districts which the Egyptians called Nomes of hesp 4444- , and the Greeks No/xoi
or Nomes- Each nome Egypt. ' . 1 1 had its capital city and temple for worship, ...
Sent, the last 4000 king of this dynasty, revised a work on medicine, and he Early
appears to be the first king of whom contemporaneous monu- knowledge ments
remain. »" Esyp'- During the rule of Nefer-ka-Seker, the first king of the Illrd ...
He appears to have built many towns, and the famous temple of Denderah is said
to have been founded during his reign. As the pyramids were tombs, they will be
described in the chapter relating to tombs. B.C. 3666 The Sphinx. Repairs to ...
At the end of the inscription part of the name of Cha-f-Ra or Chephren appears,
and hence some have thought that this king was the maker of the Sphinx ; and as
the statue of Chephren was subsequently found in the temple close by, this ...
The condition in which the monument now appears is due to the savage
destruction of its features by the Muhammadan rulers of Egypt, some of whom
caused it to be used for a target. Around this imposing relic of antiquity, whose
origin is ...
What people are saying - Write a review
'The Mummy' is an amazing book because it's so much more than a description of how, why and when Ancient Egyptians preserved their dead. Look just through the contents and you'll be amazed at the range of material - as if Wallis Budge had emptied a sackful of knowledge for the learner to pick through. Because that's it's best use, a source book on Ancient Egypt - as long as you remember it's dated and some ideas rejected.

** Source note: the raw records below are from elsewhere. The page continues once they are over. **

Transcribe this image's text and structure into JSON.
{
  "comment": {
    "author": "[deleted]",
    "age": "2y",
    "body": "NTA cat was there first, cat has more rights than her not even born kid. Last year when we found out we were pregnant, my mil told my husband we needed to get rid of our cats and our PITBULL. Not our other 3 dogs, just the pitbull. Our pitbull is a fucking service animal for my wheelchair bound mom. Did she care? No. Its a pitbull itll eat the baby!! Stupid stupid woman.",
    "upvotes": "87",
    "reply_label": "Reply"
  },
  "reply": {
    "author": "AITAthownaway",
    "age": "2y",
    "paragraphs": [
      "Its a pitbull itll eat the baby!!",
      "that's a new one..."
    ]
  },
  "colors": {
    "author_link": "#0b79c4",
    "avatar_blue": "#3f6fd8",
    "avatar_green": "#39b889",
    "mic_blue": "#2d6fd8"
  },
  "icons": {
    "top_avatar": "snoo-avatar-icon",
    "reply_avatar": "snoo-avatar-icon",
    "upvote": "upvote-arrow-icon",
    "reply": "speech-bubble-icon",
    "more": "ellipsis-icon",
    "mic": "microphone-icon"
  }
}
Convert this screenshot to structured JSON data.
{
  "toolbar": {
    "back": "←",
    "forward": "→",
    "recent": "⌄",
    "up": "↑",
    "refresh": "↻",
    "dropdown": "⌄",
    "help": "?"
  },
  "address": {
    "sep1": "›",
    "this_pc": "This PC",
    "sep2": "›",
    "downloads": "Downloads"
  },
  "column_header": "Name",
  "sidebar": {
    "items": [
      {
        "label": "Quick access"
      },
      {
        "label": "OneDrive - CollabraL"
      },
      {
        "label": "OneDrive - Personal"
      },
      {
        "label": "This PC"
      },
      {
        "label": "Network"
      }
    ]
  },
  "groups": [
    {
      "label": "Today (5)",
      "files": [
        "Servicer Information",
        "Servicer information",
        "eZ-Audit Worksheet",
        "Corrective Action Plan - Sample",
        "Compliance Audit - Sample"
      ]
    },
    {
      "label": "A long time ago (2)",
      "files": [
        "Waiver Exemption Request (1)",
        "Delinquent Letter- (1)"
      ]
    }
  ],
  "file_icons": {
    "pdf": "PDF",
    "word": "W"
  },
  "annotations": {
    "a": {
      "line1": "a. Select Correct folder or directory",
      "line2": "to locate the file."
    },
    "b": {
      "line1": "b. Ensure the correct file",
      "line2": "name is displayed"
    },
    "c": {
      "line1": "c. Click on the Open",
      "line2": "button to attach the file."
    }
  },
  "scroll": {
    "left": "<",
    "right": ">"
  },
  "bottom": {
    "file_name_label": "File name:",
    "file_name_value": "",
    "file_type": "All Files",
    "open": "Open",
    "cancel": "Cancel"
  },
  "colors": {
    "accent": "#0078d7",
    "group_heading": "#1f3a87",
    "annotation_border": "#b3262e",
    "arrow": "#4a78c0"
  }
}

The first few pages introduce and include a list of the nomes (districts) in hieroglyphics and transcriptions. The pages on Egyptian chronology, as well as reviewing problems oof disagreement ammong both sources and scholars includes a useful list of rulers - although the real jewel here, following a good basic history, is a list of 2 of the 5 names available of Pharaohs (hieroglyphics & transcriptions); this is a must for any visitor to inscriptions in museums or Egypt itself. A clear history of the decipherment of hieroglyphics is followed by a useful list of hieroglyphs, useful that is for those looking at REAL inscriptions.Then the book gets into mummies IN DETAIL but beware as, for example when dealing with ushabti, Budge will throw at you a whole paragraph of (untranslated) hieroglyphics - after all, you did read everything before that, didn't you? Then anything and everything is on offer - stelae, coffins, draught-boards,the gods, graves, numbers ..... As I said above it is a book to dpp into and not to read from cover to cover. And that's why I give it 4 stars
PS It's by far the most USEFUL of my books on Ancient Egypt
Other editions - View all
The Mummy: Chapters on Egyptian Funereal Archaeology
Sir Ernest Alfred Wallis Budge
Limited preview - 1964